And earlier this year, he debuted his solo effort, the 12-song The Messenger. Each track is catchy, singable and definitely Marr's. "Generate, Generate," or "European Me," for example, still evoke the Smiths' iconic sound, with layer upon layer of sonic guitar trails. "The Right Thing Right" is an in-your-face reminder that Marr was, in fact, the reason that the Brit-pop revival of the '90s happened. (And yes, it's a way better song than anything Oasis could have come up with.)
"My main consideration when I wrote it was to have an energy about it," he says. "Something you could listen to on the way to work, on the way back from school or your lunch break. . . . I wasn't interested in writing a record that you'd listen to late at night, crying over a bottle of wine. I didn't want that."
It also had to work live. "Me and a good four-piece band could play it in a little hallway or theater, and every song would get the place rocking," he says. "So the arrangements are tight, and the lyrics are almost slogan-like—words you could really grab onto."
Marr—who had been living in Portland, Oregon, since joining Modest Mouse—moved back to Manchester to record the album. "It wasn't because I was nostalgic; it was because the things that influenced me, that I wanted to be part of this record, happened there," he explains.
Obviously, it's Marr's most personal and definitive work yet. "The things I'm talking about—because I write the lyrics—are my concerns. I'm not particularly interested in my lyrics being particularly emotional; I'd rather have them be philosophical and conceptual, but musically, you can get emotional. [The Messenger is] the sound of me playing my feelings, expressing what's going on at that time."

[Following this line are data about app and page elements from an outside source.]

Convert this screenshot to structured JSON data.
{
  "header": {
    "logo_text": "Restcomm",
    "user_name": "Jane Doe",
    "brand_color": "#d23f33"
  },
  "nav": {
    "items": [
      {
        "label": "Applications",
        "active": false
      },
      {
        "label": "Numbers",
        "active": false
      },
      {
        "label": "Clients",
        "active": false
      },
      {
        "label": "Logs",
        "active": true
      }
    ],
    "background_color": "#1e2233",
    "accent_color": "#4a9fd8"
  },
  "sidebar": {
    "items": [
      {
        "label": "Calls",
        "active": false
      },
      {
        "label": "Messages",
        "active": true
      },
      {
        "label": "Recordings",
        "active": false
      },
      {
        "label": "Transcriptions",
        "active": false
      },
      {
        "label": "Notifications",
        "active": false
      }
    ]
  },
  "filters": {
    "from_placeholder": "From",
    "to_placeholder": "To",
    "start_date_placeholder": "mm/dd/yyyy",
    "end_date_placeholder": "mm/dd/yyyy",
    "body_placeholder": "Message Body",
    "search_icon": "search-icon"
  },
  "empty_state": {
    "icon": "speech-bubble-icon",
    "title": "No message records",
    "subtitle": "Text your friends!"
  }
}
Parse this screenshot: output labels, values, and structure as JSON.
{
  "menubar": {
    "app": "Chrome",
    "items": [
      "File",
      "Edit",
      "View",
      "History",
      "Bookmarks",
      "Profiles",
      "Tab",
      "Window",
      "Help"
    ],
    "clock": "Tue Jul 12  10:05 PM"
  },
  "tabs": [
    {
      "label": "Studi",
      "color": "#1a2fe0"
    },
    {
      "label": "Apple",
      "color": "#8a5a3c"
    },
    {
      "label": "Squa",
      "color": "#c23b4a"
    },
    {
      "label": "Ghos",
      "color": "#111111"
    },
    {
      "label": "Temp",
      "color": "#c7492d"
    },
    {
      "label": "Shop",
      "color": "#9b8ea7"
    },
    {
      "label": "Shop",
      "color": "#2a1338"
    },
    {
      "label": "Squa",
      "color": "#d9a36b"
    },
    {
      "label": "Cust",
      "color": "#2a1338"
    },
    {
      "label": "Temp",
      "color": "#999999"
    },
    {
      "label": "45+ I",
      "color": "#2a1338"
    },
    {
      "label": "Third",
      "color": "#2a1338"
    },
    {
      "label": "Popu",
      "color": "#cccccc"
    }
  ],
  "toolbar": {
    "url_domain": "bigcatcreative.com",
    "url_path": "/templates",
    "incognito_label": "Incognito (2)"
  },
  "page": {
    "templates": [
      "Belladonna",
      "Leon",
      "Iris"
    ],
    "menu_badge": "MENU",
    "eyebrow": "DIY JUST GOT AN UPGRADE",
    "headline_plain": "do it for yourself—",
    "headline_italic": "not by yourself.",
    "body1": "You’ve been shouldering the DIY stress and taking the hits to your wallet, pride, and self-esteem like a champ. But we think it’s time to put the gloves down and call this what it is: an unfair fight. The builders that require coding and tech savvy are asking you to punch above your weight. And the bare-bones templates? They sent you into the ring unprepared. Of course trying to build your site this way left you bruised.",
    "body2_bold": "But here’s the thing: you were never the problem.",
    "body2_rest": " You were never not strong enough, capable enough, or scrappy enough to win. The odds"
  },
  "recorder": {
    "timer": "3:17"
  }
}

For Marr, having old-time fans like the album was a relief. "People who've followed me over the years are liking the new stuff as much as they love the old stuff—which is quite loved," he says. That the album was well-received by critics and younger, new fans was even more of a bonus. (The album went gold in the United Kingdom and placed on the Top 10 charts there.) "I have audiences who were born in the late '90s and go to the shows—they really love the new stuff and started listening to the old stuff because they bought The Messenger. That's really amazing when you've been around a long time," he says. "And if I thought about this all before I made the record, I would've scared myself to death!"
And perhaps the most surprising thing is just how great Marr's voice sounds. "It's really gratifying when people say my singing voice is great. I've worked with so many singers as a collaborator or producer that [when I was recording] I just put myself in their shoes. When I was judging [the tracks on the album], I just treated my own vocals like I would've anybody else's. It's all about technicalities."
As the band's front man, Marr is living up to the responsibility of doing his job right, he says. Luckily, having been in bands since he was 14, he has performed with some stellar singers in his life. "I watched what the singer should be doing, what he does for the band," he says, "and that's just part of what I do."